Mark Zandi of Moody’s Econometrics, agreed, saying that the federal role is necessary for the foreseeable future. Zandi also pointed out that the federal support for housing is out of balance today because most of the support for housing goes to those with higher incomes and more expensive homes. Several other panelists agreed with him.

Some consensus emerged over the manner in which the federal government might support housing markets in the future, and Geithner did his best to emphasize this area of possible agreement. The idea of the federal government backing a housing intermediary for Fannie Mae and Freddie Mac—as it first did implicitly and now does explicitly—did not seem to have much, if any, support among the panelists. Instead, several panelists supported the federal government backing the securities issued by such an intermediary or by private issuers, or perhaps guaranteeing the underlying mortgages themselves.

Many questions need to be answered in designing such a system of federal guarantees, said Ingrid Gould Ellen of the New York University Furman Center. Among these are:

  • What kind of mortgages should be included in the pools to be guaranteed?
  • Might they be only “qualified residential mortgages,” a term to be defined by new regulations required by Dodd-Frank, or might other mortgages be included as well?
  • Should the mortgages be only those that support the financing of homes for moderate-income households? (A number of panelists emphasized the need for the federal government to support financing for housing for those who otherwise would be left out of the system.)
  • Regarding the structure of such a guarantee, should it be first loss, or should the private sector or a fund established by fees take the first loss?
  • How might such an entity be set up, and who might own it?
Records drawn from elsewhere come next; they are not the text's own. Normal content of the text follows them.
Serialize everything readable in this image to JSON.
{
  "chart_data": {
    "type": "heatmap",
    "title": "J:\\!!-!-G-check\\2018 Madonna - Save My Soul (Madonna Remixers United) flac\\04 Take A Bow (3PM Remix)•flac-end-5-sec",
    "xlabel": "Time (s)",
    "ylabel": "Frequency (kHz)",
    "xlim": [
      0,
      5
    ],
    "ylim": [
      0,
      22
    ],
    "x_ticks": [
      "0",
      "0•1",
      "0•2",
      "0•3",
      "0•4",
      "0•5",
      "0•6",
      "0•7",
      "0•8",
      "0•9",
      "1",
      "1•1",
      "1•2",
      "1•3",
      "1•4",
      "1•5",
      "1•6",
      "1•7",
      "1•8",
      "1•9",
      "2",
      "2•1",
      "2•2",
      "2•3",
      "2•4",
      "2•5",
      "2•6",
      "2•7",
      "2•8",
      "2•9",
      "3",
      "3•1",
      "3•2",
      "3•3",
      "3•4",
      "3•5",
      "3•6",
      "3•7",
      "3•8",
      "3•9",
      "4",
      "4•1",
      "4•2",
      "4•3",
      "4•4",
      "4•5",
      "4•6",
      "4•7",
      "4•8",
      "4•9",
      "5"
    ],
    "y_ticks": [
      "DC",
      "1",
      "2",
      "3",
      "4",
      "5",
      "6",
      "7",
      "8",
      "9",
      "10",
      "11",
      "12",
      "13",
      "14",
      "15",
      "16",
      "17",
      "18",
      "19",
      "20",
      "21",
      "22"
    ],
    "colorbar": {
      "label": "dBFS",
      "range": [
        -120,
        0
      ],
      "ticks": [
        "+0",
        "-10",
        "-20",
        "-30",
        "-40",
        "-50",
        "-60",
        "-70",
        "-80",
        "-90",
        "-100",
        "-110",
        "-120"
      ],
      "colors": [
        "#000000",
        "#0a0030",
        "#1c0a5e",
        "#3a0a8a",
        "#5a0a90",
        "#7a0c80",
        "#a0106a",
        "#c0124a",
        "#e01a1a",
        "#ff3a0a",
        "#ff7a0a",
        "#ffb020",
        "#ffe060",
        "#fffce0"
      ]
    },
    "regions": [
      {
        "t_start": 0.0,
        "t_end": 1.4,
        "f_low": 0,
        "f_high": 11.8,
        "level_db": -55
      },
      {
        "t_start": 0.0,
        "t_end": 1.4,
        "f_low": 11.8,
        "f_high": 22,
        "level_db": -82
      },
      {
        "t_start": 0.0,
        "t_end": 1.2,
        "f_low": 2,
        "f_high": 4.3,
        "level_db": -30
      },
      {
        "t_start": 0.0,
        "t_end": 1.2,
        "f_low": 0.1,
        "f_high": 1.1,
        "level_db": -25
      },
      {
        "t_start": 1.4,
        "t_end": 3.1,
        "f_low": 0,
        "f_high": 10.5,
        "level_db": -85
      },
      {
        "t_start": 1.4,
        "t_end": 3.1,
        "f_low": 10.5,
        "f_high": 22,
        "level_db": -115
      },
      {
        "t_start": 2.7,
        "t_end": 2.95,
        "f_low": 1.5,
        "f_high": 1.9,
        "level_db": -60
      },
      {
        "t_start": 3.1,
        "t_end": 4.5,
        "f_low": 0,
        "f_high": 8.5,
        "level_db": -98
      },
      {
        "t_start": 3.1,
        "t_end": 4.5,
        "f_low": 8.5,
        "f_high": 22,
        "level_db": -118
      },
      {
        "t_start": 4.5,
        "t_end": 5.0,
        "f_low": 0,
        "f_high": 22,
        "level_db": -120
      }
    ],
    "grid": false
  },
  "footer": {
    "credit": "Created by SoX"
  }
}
All these and more issues will need to be resolved if this approach is to be considered, and each decision will have many ramifications—both expected and planned for, and unexpected and unintended. If this is the direction the Obama administration is considering, it has a lot of difficult work ahead in the next few months.

Among other ideas suggested and debated by panelists was one offered by Lewis Ranieri, former vice chairman of Salomon Brothers and a widely acclaimed authority on securitization. He suggested that the circumstances in housing markets today present an unprecedented opportunity for the federal government to “enfranchise a whole new generation of homeowners.” Ranieri suggested that an entity supported by the government be established to buy all the vacant and foreclosed properties now being sold to investors and rent them to potential homebuyers under a rent-to-own program. Whether such a program is likely to be considered is uncertain, but Ranieri said that in his view it would offer a far more promising approach to helping the next generation of homebuyers begin their path to homeownership than is otherwise offered them today.

The August meeting, organized to obtain public input, supplemented the 300-plus written comments submitted in response to a broad and very basic series of questions the Treasury Department had already posed to the public. In reality, the discussion was only a small step in what will be a long march to a resolution of Fannie Mae and Freddie Mac, and to creation of the next generation of federal support for housing. While legislation concerning Fannie and Freddie may be considered in the next Congress, it is unlikely that their current role of supporting housing finance will end until the housing markets are strong again, and the timing of that rally will depend on the return of a strong job market. Housing will not be the engine pulling the economy out of the current doldrums, and only when other forces come into play will the housing markets be strong enough to undergo even a gentle, slow transition from their current state.